How to Win at Poker


Poker is a card game played with betting and has quite a bit of skill involved. The game can be played on a table or with a group of people, with the goal being to make the best poker hand. It can be a great social activity, but it also involves strategy and psychology. The game can be very frustrating and exciting, so it is important to know how to play correctly.

The best way to learn how to play is by reading books or talking to other players. There are many different strategies in the game, and you should try to develop your own. Some players even discuss their hands and playing styles with others to get a more objective look at their strengths and weaknesses.

One thing that is important to remember when playing poker is that luck plays a large part in the outcome of any particular hand. But, over time, good players will be able to increase their winnings. They will do this by making decisions that are based on probability and psychology. They will also avoid bad calls and ill-advised bluffs, which will help them maximize their profits.

Some people play poker for a living, while others enjoy the game as a hobby. No matter the reason, you should always be willing to make a profit. If you want to become a profitable poker player, it is important to study experienced players and analyze their moves. You can learn from their mistakes and incorporate successful elements of their play into your own game.
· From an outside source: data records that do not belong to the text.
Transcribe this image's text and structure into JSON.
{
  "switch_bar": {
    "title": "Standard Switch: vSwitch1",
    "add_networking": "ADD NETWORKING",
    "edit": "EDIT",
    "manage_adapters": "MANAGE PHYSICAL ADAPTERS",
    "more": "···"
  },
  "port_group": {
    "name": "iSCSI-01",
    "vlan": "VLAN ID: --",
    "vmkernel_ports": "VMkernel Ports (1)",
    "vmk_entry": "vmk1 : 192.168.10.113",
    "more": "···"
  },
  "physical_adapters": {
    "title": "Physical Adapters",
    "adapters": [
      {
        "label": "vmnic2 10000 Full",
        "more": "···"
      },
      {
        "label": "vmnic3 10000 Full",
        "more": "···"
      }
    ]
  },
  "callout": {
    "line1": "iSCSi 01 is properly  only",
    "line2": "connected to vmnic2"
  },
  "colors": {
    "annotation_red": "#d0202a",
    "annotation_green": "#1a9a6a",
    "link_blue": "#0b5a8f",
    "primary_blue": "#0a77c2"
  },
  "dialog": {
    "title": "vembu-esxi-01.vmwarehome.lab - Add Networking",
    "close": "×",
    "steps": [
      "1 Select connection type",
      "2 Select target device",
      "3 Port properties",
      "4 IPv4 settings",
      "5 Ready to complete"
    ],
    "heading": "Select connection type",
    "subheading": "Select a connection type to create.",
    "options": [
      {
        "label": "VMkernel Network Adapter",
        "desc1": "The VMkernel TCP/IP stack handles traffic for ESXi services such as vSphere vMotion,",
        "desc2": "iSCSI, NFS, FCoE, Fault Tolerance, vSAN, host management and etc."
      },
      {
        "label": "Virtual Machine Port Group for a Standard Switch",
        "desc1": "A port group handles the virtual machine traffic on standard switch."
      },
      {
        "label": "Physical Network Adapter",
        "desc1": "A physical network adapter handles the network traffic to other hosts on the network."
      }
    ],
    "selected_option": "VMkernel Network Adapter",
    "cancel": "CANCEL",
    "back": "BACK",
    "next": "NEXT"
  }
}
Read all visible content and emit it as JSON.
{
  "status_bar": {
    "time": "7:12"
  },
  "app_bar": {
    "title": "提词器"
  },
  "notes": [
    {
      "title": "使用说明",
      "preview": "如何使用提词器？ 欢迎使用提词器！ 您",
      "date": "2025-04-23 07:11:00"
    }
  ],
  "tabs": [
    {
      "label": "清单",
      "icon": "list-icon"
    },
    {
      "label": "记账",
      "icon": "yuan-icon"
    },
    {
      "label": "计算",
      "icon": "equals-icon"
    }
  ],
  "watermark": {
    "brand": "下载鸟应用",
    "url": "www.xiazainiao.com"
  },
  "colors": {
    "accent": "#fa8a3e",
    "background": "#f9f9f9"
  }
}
Keeping your opponents guessing is the key to winning poker. One of the most effective ways to do this is by slow-playing your strong hands. This tactic will allow you to make a bet that is high enough to scare off your opponents while still letting them see the cards. It is important to note that a good player will use this strategy in conjunction with other bluffing techniques.

Another key aspect of winning poker is knowing how to make good decisions based on incomplete information. This means paying attention to your opponent’s betting patterns, action sequence, and physical tells. It is also crucial to know what type of poker game you are playing and understand its rules and terminology.

It is also important to be patient when playing poker. Even the best players make mistakes. It is important not to let these mistakes derail you and to stay focused on your long-term goals. It is also important to remember that you will not hit those big value hands as often as you might like, so you should play them as aggressively as possible when you do have them.

In order to improve your poker skills, you should practice frequently. Playing with friends is a good way to start, but you can also join a poker league or online tournament to test your skills against other players. This will allow you to gain experience and build up your bankroll. Eventually, you should be able to create consistent profits and beat your friends at poker consistently.